My concern about revisionist history is quite personal and immediate.  I am personally affected by direct experience watching the legacies of institutions blithely tweaked to accommodate political exigencies.  Till very recently I was unaware that in today’s cleaned up parlance we no longer “revise” history, we merely “scrub” it!

Scrubbing is a hot topic in the media, as witnessed by this June 3, 2011 piece about the New York Times published by the WSJ under the headline “All the News That’s Fit to Scrub.”  Just last week the WSJ did a bit of its own in-house scrubbing when they made their allegations of Moslem involvement in the Oslo tragedy “disappear.”

The fact is, scouring is rife because it is so easy in the readily expunged digital age.  Whether it’s the kids’ SAT scores or the ledgers that reveal bad loans, the contemporary record is easy – and tempting – to fix.  In a tempero-centric world, who cares?
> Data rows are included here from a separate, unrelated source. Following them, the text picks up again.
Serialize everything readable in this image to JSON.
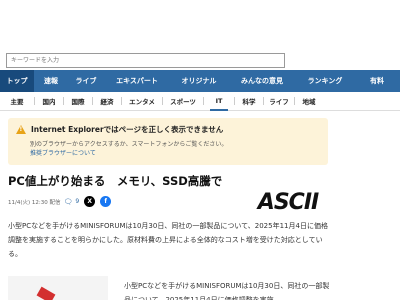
{
  "search": {
    "placeholder": "キーワードを入力"
  },
  "nav_primary": [
    {
      "label": "トップ",
      "active": true
    },
    {
      "label": "速報"
    },
    {
      "label": "ライブ"
    },
    {
      "label": "エキスパート"
    },
    {
      "label": "オリジナル"
    },
    {
      "label": "みんなの意見"
    },
    {
      "label": "ランキング"
    },
    {
      "label": "有料"
    }
  ],
  "nav_secondary": [
    {
      "label": "主要"
    },
    {
      "label": "国内"
    },
    {
      "label": "国際"
    },
    {
      "label": "経済"
    },
    {
      "label": "エンタメ"
    },
    {
      "label": "スポーツ"
    },
    {
      "label": "IT",
      "active": true
    },
    {
      "label": "科学"
    },
    {
      "label": "ライフ"
    },
    {
      "label": "地域"
    }
  ],
  "warning": {
    "icon": "warning-triangle-icon",
    "title": "Internet Explorerではページを正しく表示できません",
    "body": "別のブラウザーからアクセスするか、スマートフォンからご覧ください。",
    "link": "推奨ブラウザーについて"
  },
  "article": {
    "title": "PC値上がり始まる　メモリ、SSD高騰で",
    "meta": "11/4(火) 12:30 配信",
    "comments": "9",
    "source_logo": "ASCII",
    "lead": "小型PCなどを手がけるMINISFORUMは10月30日、同社の一部製品について、2025年11月4日に価格調整を実施することを明らかにした。原材料費の上昇による全体的なコスト増を受けた対応としている。",
    "body": "小型PCなどを手がけるMINISFORUMは10月30日、同社の一部製品について、2025年11月4日に価格調整を実施"
  },
  "colors": {
    "nav": "#2f6aa3",
    "nav_active": "#184a7c",
    "warning_bg": "#fdf3d9",
    "warning_icon": "#e8a317"
  }
}
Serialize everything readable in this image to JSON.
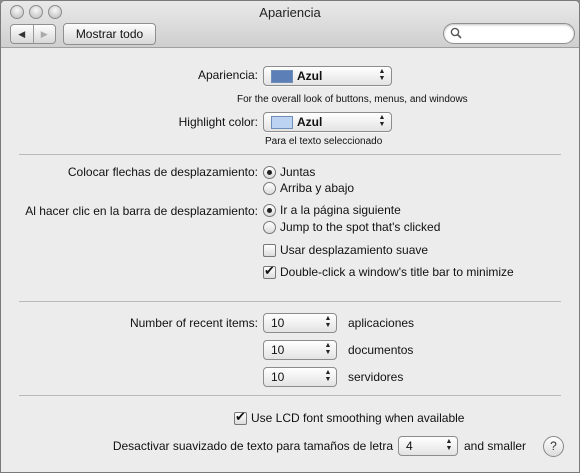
{
  "window": {
    "title": "Apariencia"
  },
  "toolbar": {
    "back_icon": "◀",
    "forward_icon": "▶",
    "show_all_label": "Mostrar todo",
    "search_value": ""
  },
  "appearance": {
    "label": "Apariencia:",
    "value": "Azul",
    "swatch_color": "#5b7fb6",
    "hint": "For the overall look of buttons, menus, and windows"
  },
  "highlight": {
    "label": "Highlight color:",
    "value": "Azul",
    "swatch_color": "#bcd4f2",
    "hint": "Para el texto seleccionado"
  },
  "scroll_arrows": {
    "label": "Colocar flechas de desplazamiento:",
    "options": [
      "Juntas",
      "Arriba y abajo"
    ],
    "selected": "Juntas"
  },
  "scroll_click": {
    "label": "Al hacer clic en la barra de desplazamiento:",
    "options": [
      "Ir a la página siguiente",
      "Jump to the spot that's clicked"
    ],
    "selected": "Ir a la página siguiente"
  },
  "smooth_scrolling": {
    "label": "Usar desplazamiento suave",
    "checked": false
  },
  "double_click_minimize": {
    "label": "Double-click a window's title bar to minimize",
    "checked": true
  },
  "recent_items": {
    "label": "Number of recent items:",
    "rows": [
      {
        "value": "10",
        "label": "aplicaciones"
      },
      {
        "value": "10",
        "label": "documentos"
      },
      {
        "value": "10",
        "label": "servidores"
      }
    ]
  },
  "lcd_smoothing": {
    "label": "Use LCD font smoothing when available",
    "checked": true
  },
  "font_smoothing": {
    "label": "Desactivar suavizado de texto para tamaños de letra",
    "value": "4",
    "suffix": "and smaller"
  },
  "help_label": "?"
}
My un-scrubbed opinion, formed in a pre-Orwellian naivete, is this:

  • Scrubbing the historical record is a societal scourge that demands calling out and correction by the likes of Howard Zinn, if such there be.
  • Scrubbing the contemporary record is a pernicious reality to be monitored with diligence and curtailed with stiff sanctions, monetary, legal,  reputational if that matters.
  • Digital distortion may be innocent, benign, unintentional or blatantly malicious.
  • Scrubbing in the digital age presents complexity because we haven’t figured it out yet, but we can make an earnest effort.

Therefore, it remains to the information consumer to hone the fine art of perceptive paranoia.  Once known as “information literacy” the skill was scrubbed when the curriculum itself was reduced to the basics.  Time to dust off a good idea and give it a catchy 21st Century signature.  Though Perceptive Paranoia probably won’t sell,  the term does describe the skills and habits needed to discern that which is true.